Budgeting is often associated with deprivation and cutting back. However, creating and maintaining a budget does not have to be a painful process. It is important to appreciate that the concept of budgeting is solely meant as means to concisely create a better environment for yourself using your available resources. It is therefore good to start the new budgeting concepts as we start the year. It is ideal to start the year on high note of financial discipline which will put you on a pedestal of achieving your goals.
The following are some of the budget basics that one can follow in structuring their financial plans for the year.
Keep it simple — While a budget can be a great tool for managing finances, it can quickly become overwhelming if it’s overly detailed or idealistic. There are things that you will likely sacrifice when budgeting, but it’s very important to be realistic and understand your own habits. The hardest part of a budget is sticking to it, so the easier you can make it, the better.
Set a time period — Establish your budget for a time period that’s long enough for you to see results. Budgeting month-to-month can accommodate everyday living expenses and bills. On the other hand an annual budget will assist in planning for larger and more infrequent expenses, like purchasing a new house and taking a housing mortgage.
It is important that at least as you plan you have a foresight of what’s your long term objective and how the short term feeds into it.

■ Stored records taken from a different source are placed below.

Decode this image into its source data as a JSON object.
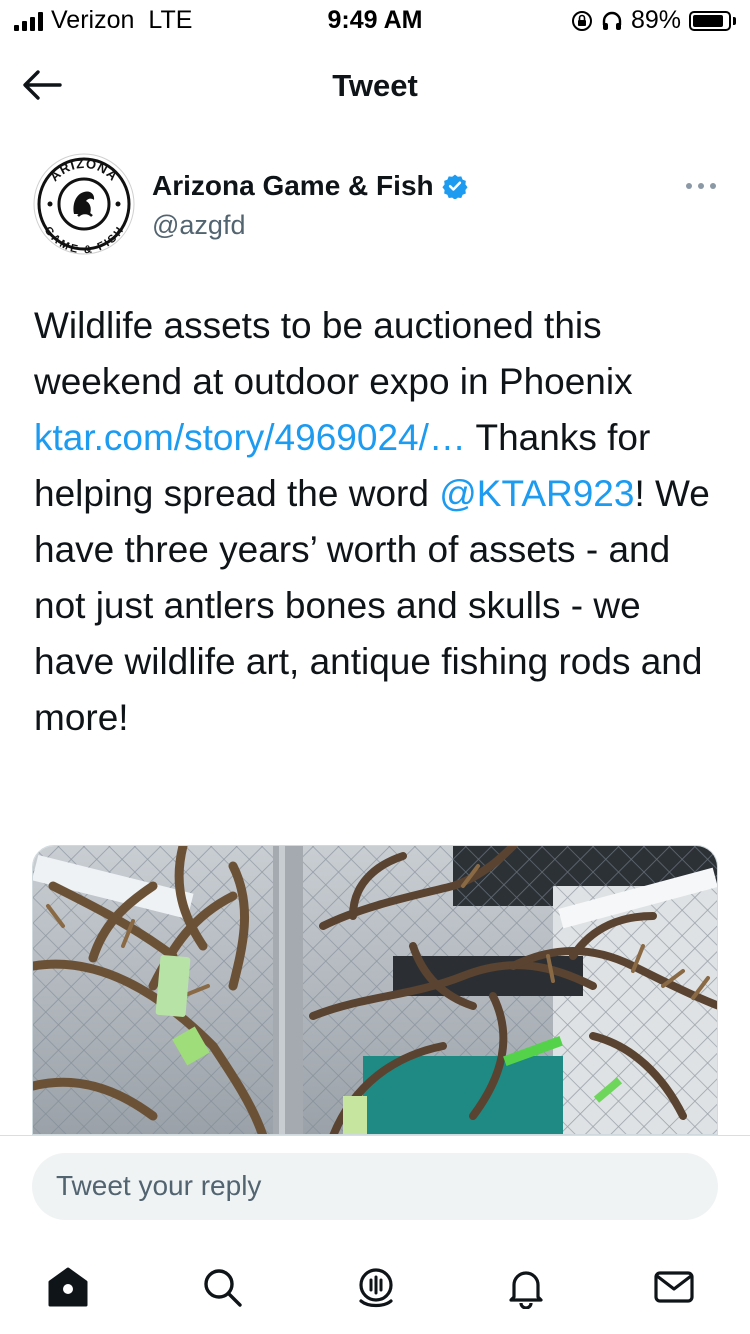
{
  "status_bar": {
    "carrier": "Verizon",
    "network": "LTE",
    "time": "9:49 AM",
    "battery": "89%",
    "battery_level": 0.89,
    "icons": [
      "signal-icon",
      "orientation-lock-icon",
      "headphones-icon",
      "battery-icon"
    ]
  },
  "header": {
    "title": "Tweet",
    "back_icon": "arrow-left-icon"
  },
  "tweet": {
    "author_name": "Arizona Game & Fish",
    "author_handle": "@azgfd",
    "avatar_text_top": "ARIZONA",
    "avatar_text_bottom": "GAME & FISH",
    "verified_icon": "verified-badge-icon",
    "more_icon": "more-options-icon",
    "text": {
      "part1": "Wildlife assets to be auctioned this weekend at outdoor expo in Phoenix ",
      "link": "ktar.com/story/4969024/…",
      "part2": " Thanks for helping spread the word ",
      "mention": "@KTAR923",
      "part3": "! We have three years’ worth of assets - and not just antlers bones and skulls - we have wildlife art, antique fishing rods and more!"
    },
    "colors": {
      "link": "#1d9bf0",
      "verified": "#1d9bf0"
    }
  },
  "reply": {
    "placeholder": "Tweet your reply"
  },
  "bottom_nav": {
    "items": [
      {
        "name": "home",
        "icon": "home-icon"
      },
      {
        "name": "search",
        "icon": "search-icon"
      },
      {
        "name": "spaces",
        "icon": "spaces-icon"
      },
      {
        "name": "notifications",
        "icon": "bell-icon"
      },
      {
        "name": "messages",
        "icon": "mail-icon"
      }
    ]
  }
}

Build an emergency fund into your budget. An emergency fund should be an essential component of every budget. It can help you finance unexpected expenses like medical bills so you don’t have to pull income from other areas. Since you never know when the rain day will come, it is important that you factor in a contingent fund into your budget so that at least you have a shield against the unforeseen. The bank will be the best place to keep these resources rather than putting them under a pillow.
Involve everyone concerned — Given that usually we don’t live in isolation, the budget that we develop have an effect on those whom we live with, it is important that we involve them in the budget formulation process. Understanding other people’s perceptions about how money is used especially in a family is very important.
Everyone needs to be on the same page and after the same goals for the budget to be successful. Being open with those around you about your budget can also help you create a support system while you work to get your finances on track.
Make adjustments along the way — The budget is not supposed to a rigid instrument for financial management but rather should have an inbuilt mechanism for adjustment. If over time, your budget results don’t match your expectations or financial needs, you may assume the plan is wrong. However, it’s likely that you simply uncovered unknown problem areas hence the need to adjust the budget taking into consideration those aspects that are ballooning the budget or understating the budget outcomes.
Adjust income sources rather than cutting on expenditure- One strategy that has been used to control budget overruns is the idea to cut down on expenses without due regards to the need to adjust the income side.
Following a budget typically means making cuts in less essential areas or eliminating some costs completely. However, if reducing the amount of money going out isn’t doing enough, look for ways to increase the money coming in.
This might involve taking on some part time jobs or disposing some of the materials that you no longer use.
Restrict amounts earmarked for discretionary spending — Once you realise that your budget is under-performing, eliminate discretionary spending from your budget altogether. This should apply when you realise you are having trouble paying bills and achieving your financial goals.
Discretionary spending goes toward consumer goods and services that are not mandatory for survival. Concert tickets, designer clothes and luxury spa treatments would be examples of discretionary items.
As we start 2016, putting these little financial tricks will help cultivate a culture of financial discipline. This financial discipline will help us achieve our life goals and urge us to do more and more. Discipline is a necessary skill for proper financial management. Without it you will never acquire or accumulate anything. Without it you will never accomplish anything.
Discipline is being able to say no when you need to and to be able to put money away instead of spending it. It is being able to do the things you don’t want to do when you know you must. It is forcing yourself to do the things that are necessary in both your financial life and your non-financial life.
Enjoy a financial success in 2015 by practicing these financial basics.
Sanderson Abel is an Economist. He writes in his capacity as Senior Economist for the Bankers Association of Zimbabwe. For your valuable feedback and comments related to this article, he can be contacted on [email protected] or on numbers 04-744686 and 0772463008